man in cowboy hat
Jermo Reese
Person Profile

Jermo Reese

Lexington, Kentucky; Los Angeles, California

Emily Libecap, Graduate Student Intern

Childhood Introduction to Horse Work

Jermo Reese credits his early introduction to the horse world to his grandfather, Francis “Frank” Wilson. When he was only eight years old, Reese began working with his grandfather at Jonabell Farm in Lexington, Kentucky. Reese cleaned stables with him as a way to help and spend time with his beloved grandfather.1

A Grandfather’s Influence

Reese’s admiration of his grandfather stayed with him even after he left the horse industry. Wilson had worked at Jonabell Farm his whole life. He held several jobs there and also worked at Keeneland as a handler during the many sales each year. He was such a regular feature that his seat became known as “Frankie’s Corner.” Keeneland installed a plaque there in his honor. This would become an inspiration to Reese.2

Reawakening a Passion

Reese pursued a career in photography and moved to Southern California in 2004. While living there, he missed working with horses. He found a local family who needed help taking care of their horses and began working for them on the side. Horses in urban Southern California have a much more confined environment than in Kentucky, which shocked Reese. He felt disheartened that these horses he intended to work with had been neglected. Reese used the skills his grandfather had taught him to gain the horses’ trust and train them. By restoring these horses to health, Reese realized he wanted to return to working with horses in some way.3

Return to Kentucky

In 2015, after his grandfather's death, Reese moved back to Kentucky to take care of his grandmother . Shortly after moving back, he saw a local news program about youth gang members. This gave him the idea to combine his love of horses with youth outreach.4
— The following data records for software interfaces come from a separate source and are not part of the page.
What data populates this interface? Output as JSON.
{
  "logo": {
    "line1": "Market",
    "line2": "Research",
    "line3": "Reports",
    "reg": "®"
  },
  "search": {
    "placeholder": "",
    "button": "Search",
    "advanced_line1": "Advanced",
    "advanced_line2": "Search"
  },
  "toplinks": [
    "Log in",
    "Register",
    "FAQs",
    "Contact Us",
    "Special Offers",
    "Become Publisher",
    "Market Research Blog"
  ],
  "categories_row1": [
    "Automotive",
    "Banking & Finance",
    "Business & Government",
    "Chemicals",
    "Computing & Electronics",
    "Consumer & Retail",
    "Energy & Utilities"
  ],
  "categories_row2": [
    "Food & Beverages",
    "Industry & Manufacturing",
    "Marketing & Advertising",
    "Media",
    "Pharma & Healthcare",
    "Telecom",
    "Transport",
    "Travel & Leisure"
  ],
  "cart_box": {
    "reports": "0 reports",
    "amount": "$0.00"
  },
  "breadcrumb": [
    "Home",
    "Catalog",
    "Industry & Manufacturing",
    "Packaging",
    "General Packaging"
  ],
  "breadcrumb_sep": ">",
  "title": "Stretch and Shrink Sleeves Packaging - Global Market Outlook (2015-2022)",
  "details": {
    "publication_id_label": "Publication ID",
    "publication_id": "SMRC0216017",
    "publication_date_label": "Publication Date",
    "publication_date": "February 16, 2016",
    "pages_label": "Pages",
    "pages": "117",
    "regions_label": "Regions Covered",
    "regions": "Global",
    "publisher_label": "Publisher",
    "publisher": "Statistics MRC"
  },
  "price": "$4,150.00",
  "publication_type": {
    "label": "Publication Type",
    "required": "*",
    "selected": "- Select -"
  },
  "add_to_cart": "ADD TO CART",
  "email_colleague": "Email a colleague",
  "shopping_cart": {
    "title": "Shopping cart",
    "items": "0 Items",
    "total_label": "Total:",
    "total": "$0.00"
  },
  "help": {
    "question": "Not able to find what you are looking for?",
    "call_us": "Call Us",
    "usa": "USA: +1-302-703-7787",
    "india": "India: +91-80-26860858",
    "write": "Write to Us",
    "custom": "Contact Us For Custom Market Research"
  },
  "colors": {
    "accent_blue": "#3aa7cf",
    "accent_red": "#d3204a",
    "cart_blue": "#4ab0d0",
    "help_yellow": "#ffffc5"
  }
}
Frankie’s Corner Little Thoroughbred Crusade

Reese started a nonprofit organization and named it in honor of his grandfather. Establishing Frankie’s Corner Little Thoroughbred Crusade (FCLTC) was difficult. Reese persisted. He asked local businesses and organizations for partnerships to launch the nonprofit. In a nod to his grandfather, Reese based the program’s logo on an oil painting that Reese’s uncle made of Wilson.

By participating in the FCLTC program, children learn to work with horses. They begin with the basics of stable cleaning and maintenance. Eventually, they learn to ride.[4] Reese pointed out that Kentucky is the horse capital of the world, but most children in the Lexington area lack the means to get involved with horses. This program is one way Reese can close that gap. Reese received an award for his work from Phoenix Rising Lex. Humbled by the award, Reese claims, “This is really not about me . . . this is about living the legacy of my grandfather.”5


(Research Note: In 2021, Jeremy "Jermo" Reese legally changed his name to Jermo Reese)

“About FCLTC.” n.d. Frankie’s Corner Little Thoroughbred Crusade. Accessed January 6, 2020.

Kennedy, Kristen. 2018. “Nonprofit in Lexington Teaching Kids about the Horse Industry.” WKYT. June 6, 2018.

Reese, Jermo, interview by Yvonne Giles. May 18, 2019, Chronicle of African Americans in the Horse Industry Oral History Project, Louie B. Nunn Center for Oral History, University of Kentucky Libraries. Listen Online

Reese, Jermo, interview by Cynthia S. Maharrey. July 8, 2019, Chronicle of African Americans in the Horse Industry Oral History Project, Louie B. Nunn Center for Oral History, University of Kentucky Libraries. Listen Online


When citing this article as a source in Chicago Manual of Style use this format: Last name, first name of Author. Chronicle of African Americans in the Horse Industry. n.d. “Title of Profile or Story.” International Museum of the Horse. Accessed date. URL of page cited.

  • 1Reese Interview by Giles.
  • 2Reese Interview by Giles.
  • 3Reese Interview by Giles.
  • 4“About FCLTC.”
  • 5Reese Interview by Giles.